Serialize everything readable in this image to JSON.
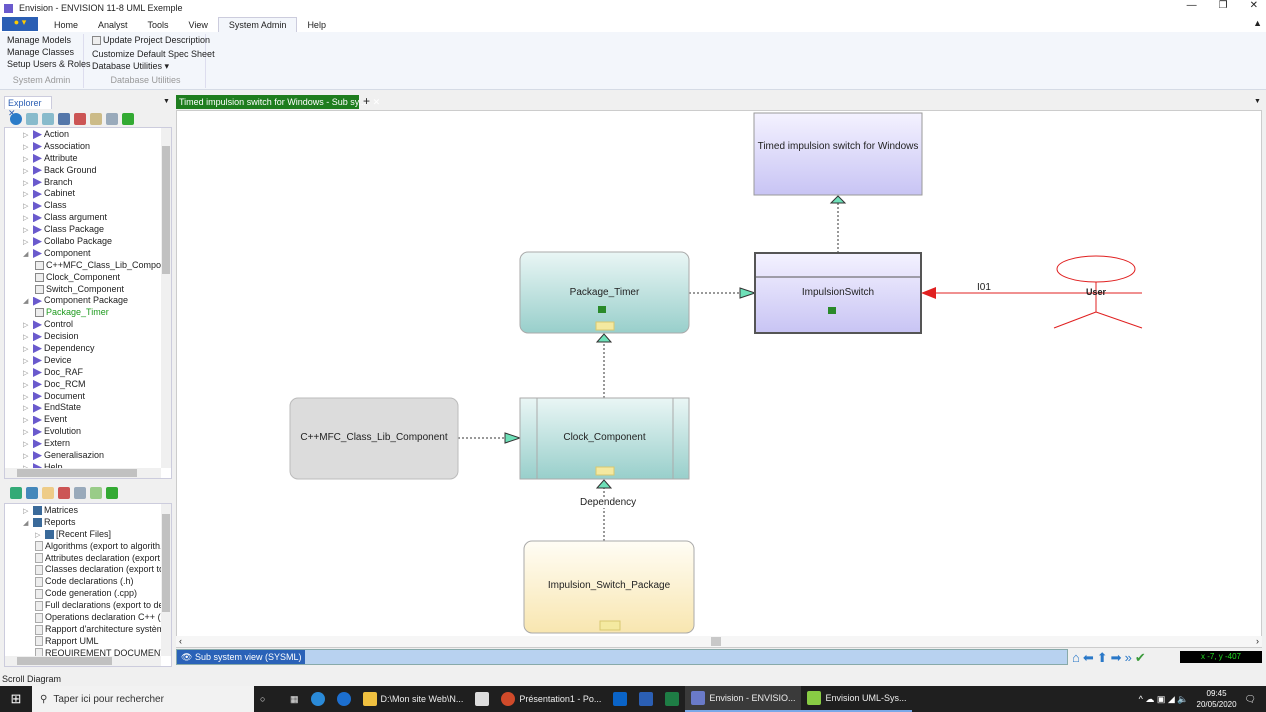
{
  "window": {
    "title": "Envision - ENVISION 11-8 UML Exemple"
  },
  "ribbon": {
    "tabs": [
      "Home",
      "Analyst",
      "Tools",
      "View",
      "System Admin",
      "Help"
    ],
    "active_tab": "System Admin",
    "groups": [
      {
        "label": "System Admin",
        "items": [
          "Manage Models",
          "Manage Classes",
          "Setup Users & Roles"
        ]
      },
      {
        "label": "Database Utilities",
        "items": [
          "Update Project Description",
          "Customize Default Spec Sheet",
          "Database Utilities ▾"
        ]
      }
    ]
  },
  "explorer": {
    "tab": "Explorer",
    "tree": [
      {
        "label": "Action",
        "level": 0,
        "type": "class"
      },
      {
        "label": "Association",
        "level": 0,
        "type": "class"
      },
      {
        "label": "Attribute",
        "level": 0,
        "type": "class"
      },
      {
        "label": "Back Ground",
        "level": 0,
        "type": "class"
      },
      {
        "label": "Branch",
        "level": 0,
        "type": "class"
      },
      {
        "label": "Cabinet",
        "level": 0,
        "type": "class"
      },
      {
        "label": "Class",
        "level": 0,
        "type": "class"
      },
      {
        "label": "Class argument",
        "level": 0,
        "type": "class"
      },
      {
        "label": "Class Package",
        "level": 0,
        "type": "class"
      },
      {
        "label": "Collabo Package",
        "level": 0,
        "type": "class"
      },
      {
        "label": "Component",
        "level": 0,
        "type": "class",
        "expanded": true
      },
      {
        "label": "C++MFC_Class_Lib_Component",
        "level": 1,
        "type": "doc"
      },
      {
        "label": "Clock_Component",
        "level": 1,
        "type": "doc"
      },
      {
        "label": "Switch_Component",
        "level": 1,
        "type": "doc"
      },
      {
        "label": "Component Package",
        "level": 0,
        "type": "class",
        "expanded": true
      },
      {
        "label": "Package_Timer",
        "level": 1,
        "type": "doc",
        "selected": true
      },
      {
        "label": "Control",
        "level": 0,
        "type": "class"
      },
      {
        "label": "Decision",
        "level": 0,
        "type": "class"
      },
      {
        "label": "Dependency",
        "level": 0,
        "type": "class"
      },
      {
        "label": "Device",
        "level": 0,
        "type": "class"
      },
      {
        "label": "Doc_RAF",
        "level": 0,
        "type": "class"
      },
      {
        "label": "Doc_RCM",
        "level": 0,
        "type": "class"
      },
      {
        "label": "Document",
        "level": 0,
        "type": "class"
      },
      {
        "label": "EndState",
        "level": 0,
        "type": "class"
      },
      {
        "label": "Event",
        "level": 0,
        "type": "class"
      },
      {
        "label": "Evolution",
        "level": 0,
        "type": "class"
      },
      {
        "label": "Extern",
        "level": 0,
        "type": "class"
      },
      {
        "label": "Generalisazion",
        "level": 0,
        "type": "class"
      },
      {
        "label": "Help",
        "level": 0,
        "type": "class"
      }
    ]
  },
  "reports": {
    "tree": [
      {
        "label": "Matrices",
        "level": 0,
        "type": "folder"
      },
      {
        "label": "Reports",
        "level": 0,
        "type": "folder",
        "expanded": true
      },
      {
        "label": "[Recent Files]",
        "level": 1,
        "type": "folder"
      },
      {
        "label": "Algorithms (export to algorith.cpp",
        "level": 1,
        "type": "rep"
      },
      {
        "label": "Attributes declaration (export to",
        "level": 1,
        "type": "rep"
      },
      {
        "label": "Classes declaration (export to cla",
        "level": 1,
        "type": "rep"
      },
      {
        "label": "Code declarations (.h)",
        "level": 1,
        "type": "rep"
      },
      {
        "label": "Code generation (.cpp)",
        "level": 1,
        "type": "rep"
      },
      {
        "label": "Full declarations (export to decla",
        "level": 1,
        "type": "rep"
      },
      {
        "label": "Operations declaration C++ (exp",
        "level": 1,
        "type": "rep"
      },
      {
        "label": "Rapport d'architecture système",
        "level": 1,
        "type": "rep"
      },
      {
        "label": "Rapport UML",
        "level": 1,
        "type": "rep"
      },
      {
        "label": "REQUIREMENT DOCUMENT",
        "level": 1,
        "type": "rep"
      }
    ]
  },
  "document_tab": {
    "label": "Timed impulsion switch for Windows - Sub sy...",
    "color": "#1e7d1e"
  },
  "diagram": {
    "nodes": {
      "timed": "Timed impulsion switch for Windows",
      "package_timer": "Package_Timer",
      "impulsion_switch": "ImpulsionSwitch",
      "user": "User",
      "cpp": "C++MFC_Class_Lib_Component",
      "clock": "Clock_Component",
      "pkg": "Impulsion_Switch_Package"
    },
    "labels": {
      "i01": "I01",
      "dependency": "Dependency"
    }
  },
  "view_bar": {
    "label": "Sub system view (SYSML)",
    "coords": "x -7, y -407"
  },
  "status": "Scroll Diagram",
  "taskbar": {
    "search": "Taper ici pour rechercher",
    "apps": [
      "D:\\Mon site Web\\N...",
      "Présentation1 - Po...",
      "Envision - ENVISIO...",
      "Envision UML-Sys..."
    ],
    "time": "09:45",
    "date": "20/05/2020"
  }
}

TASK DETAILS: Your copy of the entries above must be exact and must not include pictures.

EXPECTED ANSWER:
Serialize everything readable in this image to JSON.
{
  "window": {
    "title": "Envision - ENVISION 11-8 UML Exemple"
  },
  "ribbon": {
    "tabs": [
      "Home",
      "Analyst",
      "Tools",
      "View",
      "System Admin",
      "Help"
    ],
    "active_tab": "System Admin",
    "groups": [
      {
        "label": "System Admin",
        "items": [
          "Manage Models",
          "Manage Classes",
          "Setup Users & Roles"
        ]
      },
      {
        "label": "Database Utilities",
        "items": [
          "Update Project Description",
          "Customize Default Spec Sheet",
          "Database Utilities ▾"
        ]
      }
    ]
  },
  "explorer": {
    "tab": "Explorer",
    "tree": [
      {
        "label": "Action",
        "level": 0,
        "type": "class"
      },
      {
        "label": "Association",
        "level": 0,
        "type": "class"
      },
      {
        "label": "Attribute",
        "level": 0,
        "type": "class"
      },
      {
        "label": "Back Ground",
        "level": 0,
        "type": "class"
      },
      {
        "label": "Branch",
        "level": 0,
        "type": "class"
      },
      {
        "label": "Cabinet",
        "level": 0,
        "type": "class"
      },
      {
        "label": "Class",
        "level": 0,
        "type": "class"
      },
      {
        "label": "Class argument",
        "level": 0,
        "type": "class"
      },
      {
        "label": "Class Package",
        "level": 0,
        "type": "class"
      },
      {
        "label": "Collabo Package",
        "level": 0,
        "type": "class"
      },
      {
        "label": "Component",
        "level": 0,
        "type": "class",
        "expanded": true
      },
      {
        "label": "C++MFC_Class_Lib_Component",
        "level": 1,
        "type": "doc"
      },
      {
        "label": "Clock_Component",
        "level": 1,
        "type": "doc"
      },
      {
        "label": "Switch_Component",
        "level": 1,
        "type": "doc"
      },
      {
        "label": "Component Package",
        "level": 0,
        "type": "class",
        "expanded": true
      },
      {
        "label": "Package_Timer",
        "level": 1,
        "type": "doc",
        "selected": true
      },
      {
        "label": "Control",
        "level": 0,
        "type": "class"
      },
      {
        "label": "Decision",
        "level": 0,
        "type": "class"
      },
      {
        "label": "Dependency",
        "level": 0,
        "type": "class"
      },
      {
        "label": "Device",
        "level": 0,
        "type": "class"
      },
      {
        "label": "Doc_RAF",
        "level": 0,
        "type": "class"
      },
      {
        "label": "Doc_RCM",
        "level": 0,
        "type": "class"
      },
      {
        "label": "Document",
        "level": 0,
        "type": "class"
      },
      {
        "label": "EndState",
        "level": 0,
        "type": "class"
      },
      {
        "label": "Event",
        "level": 0,
        "type": "class"
      },
      {
        "label": "Evolution",
        "level": 0,
        "type": "class"
      },
      {
        "label": "Extern",
        "level": 0,
        "type": "class"
      },
      {
        "label": "Generalisazion",
        "level": 0,
        "type": "class"
      },
      {
        "label": "Help",
        "level": 0,
        "type": "class"
      }
    ]
  },
  "reports": {
    "tree": [
      {
        "label": "Matrices",
        "level": 0,
        "type": "folder"
      },
      {
        "label": "Reports",
        "level": 0,
        "type": "folder",
        "expanded": true
      },
      {
        "label": "[Recent Files]",
        "level": 1,
        "type": "folder"
      },
      {
        "label": "Algorithms (export to algorith.cpp",
        "level": 1,
        "type": "rep"
      },
      {
        "label": "Attributes declaration (export to",
        "level": 1,
        "type": "rep"
      },
      {
        "label": "Classes declaration (export to cla",
        "level": 1,
        "type": "rep"
      },
      {
        "label": "Code declarations (.h)",
        "level": 1,
        "type": "rep"
      },
      {
        "label": "Code generation (.cpp)",
        "level": 1,
        "type": "rep"
      },
      {
        "label": "Full declarations (export to decla",
        "level": 1,
        "type": "rep"
      },
      {
        "label": "Operations declaration C++ (exp",
        "level": 1,
        "type": "rep"
      },
      {
        "label": "Rapport d'architecture système",
        "level": 1,
        "type": "rep"
      },
      {
        "label": "Rapport UML",
        "level": 1,
        "type": "rep"
      },
      {
        "label": "REQUIREMENT DOCUMENT",
        "level": 1,
        "type": "rep"
      }
    ]
  },
  "document_tab": {
    "label": "Timed impulsion switch for Windows - Sub sy...",
    "color": "#1e7d1e"
  },
  "diagram": {
    "nodes": {
      "timed": "Timed impulsion switch for Windows",
      "package_timer": "Package_Timer",
      "impulsion_switch": "ImpulsionSwitch",
      "user": "User",
      "cpp": "C++MFC_Class_Lib_Component",
      "clock": "Clock_Component",
      "pkg": "Impulsion_Switch_Package"
    },
    "labels": {
      "i01": "I01",
      "dependency": "Dependency"
    }
  },
  "view_bar": {
    "label": "Sub system view (SYSML)",
    "coords": "x -7, y -407"
  },
  "status": "Scroll Diagram",
  "taskbar": {
    "search": "Taper ici pour rechercher",
    "apps": [
      "D:\\Mon site Web\\N...",
      "Présentation1 - Po...",
      "Envision - ENVISIO...",
      "Envision UML-Sys..."
    ],
    "time": "09:45",
    "date": "20/05/2020"
  }
}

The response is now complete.